Christine Connelly, the new(ish) CIO for Health gave her first public appearance at HC2009 this morning. Hotly anticipated to make a big announcement, she didn’t disappoint. Unveiling the government’s strategy for delivering the National Programme for IT (NPfIT) in the south of England following Fujitsu’s withdrawal, Connelly announced the opening up of the market with plans for 30 acute sites are to run competitions based on the Additional Supply Capability and Capacity(ASCC) – a framework agreement set up in 2007. The process is expected to last nine months, with contracts awarded for four years (making them coterminous with the existing BT/CSC contracts). This is very welcome news to members who successfully bid for a place on the catalogue but began wondering whether it was ever going to deliver any real business.
Other encouraging news came in the guise of plans to introduce new toolkits by March 2010 that will give trusts more control over local configuration of systems. Cerner and Lorenzo will create the foundations upon which trusts can innovate, in much the same way that new Facebook and iPhone applications are based on standard technology. The message was clear – “programmes of development will not be centrally dictated” – but technical standards and data standards are sure to pose some tricky questions.
Last but not least, Connelly is meeting David Behan, the Director General of Social Care at the Department of Health next week. Behan was a welcome guest at Intellect earlier this month and news that he is in discussions with Connelly about the true potential for integrating health and social care services is heartening. They will be looking at how far integration has come and how new benefits for patients can be created across all care settings, setting out the major milestones for the next 12 months.

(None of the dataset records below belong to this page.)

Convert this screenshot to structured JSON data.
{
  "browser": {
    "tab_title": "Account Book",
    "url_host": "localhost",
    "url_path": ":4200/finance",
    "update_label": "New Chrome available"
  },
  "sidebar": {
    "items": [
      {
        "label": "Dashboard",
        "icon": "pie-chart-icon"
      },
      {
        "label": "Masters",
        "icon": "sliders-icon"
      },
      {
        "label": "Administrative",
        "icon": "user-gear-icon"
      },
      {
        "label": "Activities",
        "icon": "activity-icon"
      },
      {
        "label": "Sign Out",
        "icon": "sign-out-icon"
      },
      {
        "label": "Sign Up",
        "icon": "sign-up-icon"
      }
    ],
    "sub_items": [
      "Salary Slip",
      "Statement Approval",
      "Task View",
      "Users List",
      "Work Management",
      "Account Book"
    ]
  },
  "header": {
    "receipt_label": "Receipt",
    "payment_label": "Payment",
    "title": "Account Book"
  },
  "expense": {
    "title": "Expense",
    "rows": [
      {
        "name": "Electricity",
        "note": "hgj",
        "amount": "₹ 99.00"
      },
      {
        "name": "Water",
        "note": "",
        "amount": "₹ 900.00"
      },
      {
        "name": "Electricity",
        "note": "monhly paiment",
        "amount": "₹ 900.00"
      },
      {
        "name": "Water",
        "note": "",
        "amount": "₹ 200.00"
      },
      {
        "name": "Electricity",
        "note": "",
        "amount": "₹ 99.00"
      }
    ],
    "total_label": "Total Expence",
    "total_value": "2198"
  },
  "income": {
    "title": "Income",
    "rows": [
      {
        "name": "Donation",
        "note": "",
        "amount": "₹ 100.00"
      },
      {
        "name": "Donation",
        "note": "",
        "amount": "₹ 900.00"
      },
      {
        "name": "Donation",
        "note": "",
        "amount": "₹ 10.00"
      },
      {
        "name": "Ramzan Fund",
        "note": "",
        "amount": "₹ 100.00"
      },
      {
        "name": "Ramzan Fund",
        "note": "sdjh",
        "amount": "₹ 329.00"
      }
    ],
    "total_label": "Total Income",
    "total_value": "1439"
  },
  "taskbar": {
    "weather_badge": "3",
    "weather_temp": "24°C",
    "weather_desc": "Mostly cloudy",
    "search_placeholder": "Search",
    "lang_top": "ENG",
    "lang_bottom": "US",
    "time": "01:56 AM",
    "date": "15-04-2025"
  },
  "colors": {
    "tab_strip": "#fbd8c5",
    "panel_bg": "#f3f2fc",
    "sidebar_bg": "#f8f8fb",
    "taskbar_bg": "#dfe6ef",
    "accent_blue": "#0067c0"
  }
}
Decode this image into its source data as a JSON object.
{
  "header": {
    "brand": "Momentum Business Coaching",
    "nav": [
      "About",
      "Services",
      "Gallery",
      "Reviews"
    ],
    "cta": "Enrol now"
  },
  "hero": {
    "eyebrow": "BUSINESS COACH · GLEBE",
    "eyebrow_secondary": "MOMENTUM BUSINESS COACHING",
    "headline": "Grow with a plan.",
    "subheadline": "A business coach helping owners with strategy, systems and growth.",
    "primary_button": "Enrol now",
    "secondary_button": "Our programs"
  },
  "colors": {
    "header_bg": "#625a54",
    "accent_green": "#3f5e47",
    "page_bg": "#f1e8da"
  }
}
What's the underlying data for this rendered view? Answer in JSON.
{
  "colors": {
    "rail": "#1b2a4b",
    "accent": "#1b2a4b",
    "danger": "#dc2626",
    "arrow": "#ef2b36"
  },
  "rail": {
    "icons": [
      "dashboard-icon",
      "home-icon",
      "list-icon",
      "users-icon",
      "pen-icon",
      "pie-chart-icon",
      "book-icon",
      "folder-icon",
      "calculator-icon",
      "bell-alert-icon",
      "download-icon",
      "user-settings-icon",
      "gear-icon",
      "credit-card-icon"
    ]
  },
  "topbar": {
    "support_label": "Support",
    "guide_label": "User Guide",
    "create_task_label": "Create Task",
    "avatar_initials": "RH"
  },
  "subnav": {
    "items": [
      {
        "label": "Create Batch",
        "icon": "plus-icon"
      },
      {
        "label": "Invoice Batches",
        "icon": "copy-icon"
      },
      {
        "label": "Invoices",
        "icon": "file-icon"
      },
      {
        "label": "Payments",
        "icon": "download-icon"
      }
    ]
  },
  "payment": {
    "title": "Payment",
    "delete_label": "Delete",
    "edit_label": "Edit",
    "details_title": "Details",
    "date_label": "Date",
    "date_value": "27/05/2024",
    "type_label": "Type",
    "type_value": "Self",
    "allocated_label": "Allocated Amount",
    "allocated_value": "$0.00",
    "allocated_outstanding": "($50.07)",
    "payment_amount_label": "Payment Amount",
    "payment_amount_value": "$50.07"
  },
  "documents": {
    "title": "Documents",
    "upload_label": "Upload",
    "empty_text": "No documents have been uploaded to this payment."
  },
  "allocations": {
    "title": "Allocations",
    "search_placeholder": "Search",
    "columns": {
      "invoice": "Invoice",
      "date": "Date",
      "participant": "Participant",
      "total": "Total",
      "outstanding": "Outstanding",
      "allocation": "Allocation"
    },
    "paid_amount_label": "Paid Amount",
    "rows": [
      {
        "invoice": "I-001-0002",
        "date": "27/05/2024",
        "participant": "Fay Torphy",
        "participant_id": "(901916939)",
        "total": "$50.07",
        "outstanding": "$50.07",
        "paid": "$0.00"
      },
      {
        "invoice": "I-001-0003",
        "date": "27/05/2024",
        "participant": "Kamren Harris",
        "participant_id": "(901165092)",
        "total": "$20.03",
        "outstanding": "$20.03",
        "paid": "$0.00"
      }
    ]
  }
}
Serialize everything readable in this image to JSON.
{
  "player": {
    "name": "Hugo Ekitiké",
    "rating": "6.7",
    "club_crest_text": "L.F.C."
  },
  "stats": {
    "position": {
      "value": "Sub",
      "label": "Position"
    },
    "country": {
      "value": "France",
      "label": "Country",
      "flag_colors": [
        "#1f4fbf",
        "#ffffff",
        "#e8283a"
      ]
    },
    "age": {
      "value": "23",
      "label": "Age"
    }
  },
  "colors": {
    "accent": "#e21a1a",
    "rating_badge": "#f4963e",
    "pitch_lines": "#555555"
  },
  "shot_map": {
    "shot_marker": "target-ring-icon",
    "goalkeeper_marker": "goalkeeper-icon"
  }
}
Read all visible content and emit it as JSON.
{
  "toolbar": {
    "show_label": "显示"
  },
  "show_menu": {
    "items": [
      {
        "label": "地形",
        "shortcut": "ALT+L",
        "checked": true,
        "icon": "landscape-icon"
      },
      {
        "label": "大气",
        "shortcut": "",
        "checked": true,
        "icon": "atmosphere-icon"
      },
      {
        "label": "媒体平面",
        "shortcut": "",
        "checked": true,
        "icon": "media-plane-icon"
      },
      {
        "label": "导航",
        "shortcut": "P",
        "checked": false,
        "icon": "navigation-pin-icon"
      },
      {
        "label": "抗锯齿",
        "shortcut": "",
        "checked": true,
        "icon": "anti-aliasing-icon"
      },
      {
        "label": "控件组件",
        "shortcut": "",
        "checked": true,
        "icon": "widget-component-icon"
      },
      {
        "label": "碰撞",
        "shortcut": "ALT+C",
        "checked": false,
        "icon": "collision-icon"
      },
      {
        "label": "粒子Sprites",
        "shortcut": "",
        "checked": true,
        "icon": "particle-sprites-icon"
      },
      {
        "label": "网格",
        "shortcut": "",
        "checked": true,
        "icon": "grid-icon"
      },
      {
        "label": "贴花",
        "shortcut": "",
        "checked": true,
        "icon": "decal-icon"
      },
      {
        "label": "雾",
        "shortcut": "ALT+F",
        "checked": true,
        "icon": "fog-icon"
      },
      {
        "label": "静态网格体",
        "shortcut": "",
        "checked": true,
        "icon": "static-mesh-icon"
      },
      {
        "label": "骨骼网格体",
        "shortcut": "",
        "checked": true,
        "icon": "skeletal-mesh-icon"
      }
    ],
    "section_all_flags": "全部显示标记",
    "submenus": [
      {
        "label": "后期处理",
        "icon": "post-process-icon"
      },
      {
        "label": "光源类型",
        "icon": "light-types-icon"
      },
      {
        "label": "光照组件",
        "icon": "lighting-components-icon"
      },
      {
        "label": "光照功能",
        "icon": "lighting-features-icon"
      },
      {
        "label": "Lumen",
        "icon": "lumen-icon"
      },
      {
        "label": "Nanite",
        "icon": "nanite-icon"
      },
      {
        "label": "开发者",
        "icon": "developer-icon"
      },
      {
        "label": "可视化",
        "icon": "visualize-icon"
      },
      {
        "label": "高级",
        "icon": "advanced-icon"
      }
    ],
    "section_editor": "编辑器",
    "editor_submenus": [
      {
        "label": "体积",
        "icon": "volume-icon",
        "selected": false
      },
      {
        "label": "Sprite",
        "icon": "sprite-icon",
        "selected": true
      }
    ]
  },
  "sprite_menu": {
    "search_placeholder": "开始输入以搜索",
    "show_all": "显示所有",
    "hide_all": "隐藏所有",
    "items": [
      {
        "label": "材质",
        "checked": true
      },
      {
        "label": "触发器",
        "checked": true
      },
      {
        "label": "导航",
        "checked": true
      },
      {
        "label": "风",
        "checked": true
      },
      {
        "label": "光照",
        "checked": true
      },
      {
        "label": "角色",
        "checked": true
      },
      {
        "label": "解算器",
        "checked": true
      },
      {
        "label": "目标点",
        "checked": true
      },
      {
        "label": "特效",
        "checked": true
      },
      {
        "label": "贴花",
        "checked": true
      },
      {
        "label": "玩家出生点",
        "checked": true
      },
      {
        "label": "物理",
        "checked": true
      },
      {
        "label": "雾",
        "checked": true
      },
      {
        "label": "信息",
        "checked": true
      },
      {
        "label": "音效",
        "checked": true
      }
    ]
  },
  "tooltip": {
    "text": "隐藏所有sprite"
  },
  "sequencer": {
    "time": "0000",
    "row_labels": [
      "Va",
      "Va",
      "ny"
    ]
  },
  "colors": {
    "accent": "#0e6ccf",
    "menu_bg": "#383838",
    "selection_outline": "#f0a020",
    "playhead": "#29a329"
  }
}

So, despite some rather gloomy weather up here there is certainly quite a buzz. More soon.